“Words are inadequate to describe the emotion aroused by the prolonged movement in unison that drilling involved. A sense of pervasive well-being is what I recall; more specifically, a strange sense of personal enlargement; a sort of swelling out, becoming bigger than life, thanks to participation in collective ritual.”
Well, I really recognize that description because for one thing it is a sensation I have experienced right here in this Meeting House during Sunday services. In fact, it’s a way of describing one of the things I come to services for – and maybe some of you do too. That is, for the strong sense of being more than an individual but truly and even primarily a part of something larger and more significant. Part of a community, part of the world.

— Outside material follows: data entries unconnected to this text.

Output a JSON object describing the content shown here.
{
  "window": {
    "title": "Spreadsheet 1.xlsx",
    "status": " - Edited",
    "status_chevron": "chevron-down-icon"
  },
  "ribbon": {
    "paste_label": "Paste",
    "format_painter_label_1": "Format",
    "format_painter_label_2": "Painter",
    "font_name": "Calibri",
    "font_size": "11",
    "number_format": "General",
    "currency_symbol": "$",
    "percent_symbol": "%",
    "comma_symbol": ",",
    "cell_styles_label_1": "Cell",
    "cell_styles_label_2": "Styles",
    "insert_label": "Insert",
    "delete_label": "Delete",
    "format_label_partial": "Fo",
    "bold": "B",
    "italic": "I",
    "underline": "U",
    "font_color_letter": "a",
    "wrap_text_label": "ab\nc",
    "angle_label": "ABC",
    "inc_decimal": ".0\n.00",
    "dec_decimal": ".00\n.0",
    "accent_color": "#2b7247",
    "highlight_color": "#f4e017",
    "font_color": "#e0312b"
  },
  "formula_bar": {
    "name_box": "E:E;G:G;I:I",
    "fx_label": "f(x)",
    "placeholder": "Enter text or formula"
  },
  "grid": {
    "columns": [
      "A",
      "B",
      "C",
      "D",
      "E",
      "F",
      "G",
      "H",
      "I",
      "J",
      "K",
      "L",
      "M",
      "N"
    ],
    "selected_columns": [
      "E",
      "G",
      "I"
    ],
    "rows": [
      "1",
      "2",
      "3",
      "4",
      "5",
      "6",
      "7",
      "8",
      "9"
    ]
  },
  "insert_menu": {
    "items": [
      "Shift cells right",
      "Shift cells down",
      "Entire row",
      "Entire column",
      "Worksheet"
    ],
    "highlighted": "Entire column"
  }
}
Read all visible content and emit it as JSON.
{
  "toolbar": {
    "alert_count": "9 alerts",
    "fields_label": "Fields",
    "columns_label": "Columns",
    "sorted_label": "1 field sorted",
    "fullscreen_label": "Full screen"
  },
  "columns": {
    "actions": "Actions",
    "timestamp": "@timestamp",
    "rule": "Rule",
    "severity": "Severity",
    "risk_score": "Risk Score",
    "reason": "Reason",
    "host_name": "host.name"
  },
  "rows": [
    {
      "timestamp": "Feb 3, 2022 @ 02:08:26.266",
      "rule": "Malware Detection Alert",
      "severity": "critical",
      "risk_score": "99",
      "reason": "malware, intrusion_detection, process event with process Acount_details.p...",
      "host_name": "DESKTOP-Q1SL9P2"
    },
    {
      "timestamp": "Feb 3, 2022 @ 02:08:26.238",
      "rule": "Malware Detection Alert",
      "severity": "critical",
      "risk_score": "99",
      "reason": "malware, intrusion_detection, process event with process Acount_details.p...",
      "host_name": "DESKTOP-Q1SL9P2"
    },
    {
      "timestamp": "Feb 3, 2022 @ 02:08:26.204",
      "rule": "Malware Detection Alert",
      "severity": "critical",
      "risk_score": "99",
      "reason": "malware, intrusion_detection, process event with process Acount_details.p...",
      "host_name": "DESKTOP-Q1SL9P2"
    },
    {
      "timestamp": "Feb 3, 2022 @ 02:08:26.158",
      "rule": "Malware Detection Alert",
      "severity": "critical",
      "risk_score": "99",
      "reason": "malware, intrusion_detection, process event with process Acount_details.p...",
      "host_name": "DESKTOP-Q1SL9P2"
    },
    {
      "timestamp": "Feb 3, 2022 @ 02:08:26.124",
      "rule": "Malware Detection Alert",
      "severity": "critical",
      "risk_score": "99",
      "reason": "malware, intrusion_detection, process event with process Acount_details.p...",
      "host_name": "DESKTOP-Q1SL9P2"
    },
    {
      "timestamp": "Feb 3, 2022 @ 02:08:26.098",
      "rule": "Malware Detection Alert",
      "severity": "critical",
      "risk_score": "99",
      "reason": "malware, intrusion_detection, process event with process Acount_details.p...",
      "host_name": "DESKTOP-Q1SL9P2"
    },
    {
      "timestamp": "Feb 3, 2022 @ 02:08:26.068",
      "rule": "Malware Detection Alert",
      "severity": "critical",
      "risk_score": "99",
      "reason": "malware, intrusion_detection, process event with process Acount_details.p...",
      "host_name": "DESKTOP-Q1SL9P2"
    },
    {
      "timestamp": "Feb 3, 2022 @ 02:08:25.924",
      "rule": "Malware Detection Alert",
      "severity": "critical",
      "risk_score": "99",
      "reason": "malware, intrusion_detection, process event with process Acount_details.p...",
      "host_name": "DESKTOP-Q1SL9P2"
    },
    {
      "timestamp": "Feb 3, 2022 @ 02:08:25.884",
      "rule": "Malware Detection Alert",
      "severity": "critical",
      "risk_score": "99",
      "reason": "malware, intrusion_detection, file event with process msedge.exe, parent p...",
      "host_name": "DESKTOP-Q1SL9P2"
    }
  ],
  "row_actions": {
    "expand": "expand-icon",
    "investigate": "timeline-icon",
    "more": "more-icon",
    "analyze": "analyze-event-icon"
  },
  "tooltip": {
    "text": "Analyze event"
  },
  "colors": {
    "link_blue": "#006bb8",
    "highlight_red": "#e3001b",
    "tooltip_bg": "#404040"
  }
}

Thinking about this idea intellectually – about the ways in which my fate depends on yours, about how our choices affect people elsewhere and the web of life all around us – this kind of thinking is important, and one of the things I appreciate about this church is that we know that wise living requires greater understanding, in an intellectual sense, of how the world works. In fact, that’s closely related to my day job, which maybe I’ll talk about some other summer.
But the feeling of connection and unity, the emotional experience of community, the “strange sense of personal enlargement” that William McNeill talks about, happens at a deeper level.
Along with various other practices and rituals we perform here in this church, and elsewhere, music – played, sung or heard as a group – is a powerful tool for creating the vivid experience of being a community, a family. Music can remind us of, and help us directly experience, something important about who we really are and where we come from, as individuals and as human beings. In a way that no mere words can, music can help us achieve some of the perspectives about the world and our place in it that we may come to church looking for.
In my quote “spare time” I have a band that specializes in music for all ages to enjoy together. We’re called Joe’s Backyard Band. Some of you may have heard a few of us at the ice cream social here at the church last September on the front lawn. I was playing the acoustic guitar that my dad played folk songs on for my brother and me when we were kids. The music we play is a combination of songs I write – because I happen to love writing songs – and familiar songs from various styles and traditions, including songs my grandparents knew and loved. While I get great satisfaction from composing songs, and turning them from ideas into things people might actually experience and enjoy, I also love playing “cover songs,” as they say, because I don’t think music at its deepest is really about originality. In fact it’s about things as old as our species, and as basic as the act of coming together as a group to enjoy ourselves.
The last time I saw my grandmother, my father’s mother Anne, the one with nine sons, she was in her 90s in a nursing home in California. She suffered from advanced Alzheimer’s and couldn’t immediately recognize members of the family – but she often had a huge smile on her face. Particularly on that last day, I vividly remember her being very happy, smiling and talking about the great old times, the hootenannies, the songs we used to sing together. I think we even sang one together there at her bedside Those times made her as happy as they made me, and she never forgot them even after she had forgotten so much else. Music was one of her profoundest connections to me, to her family, to the world.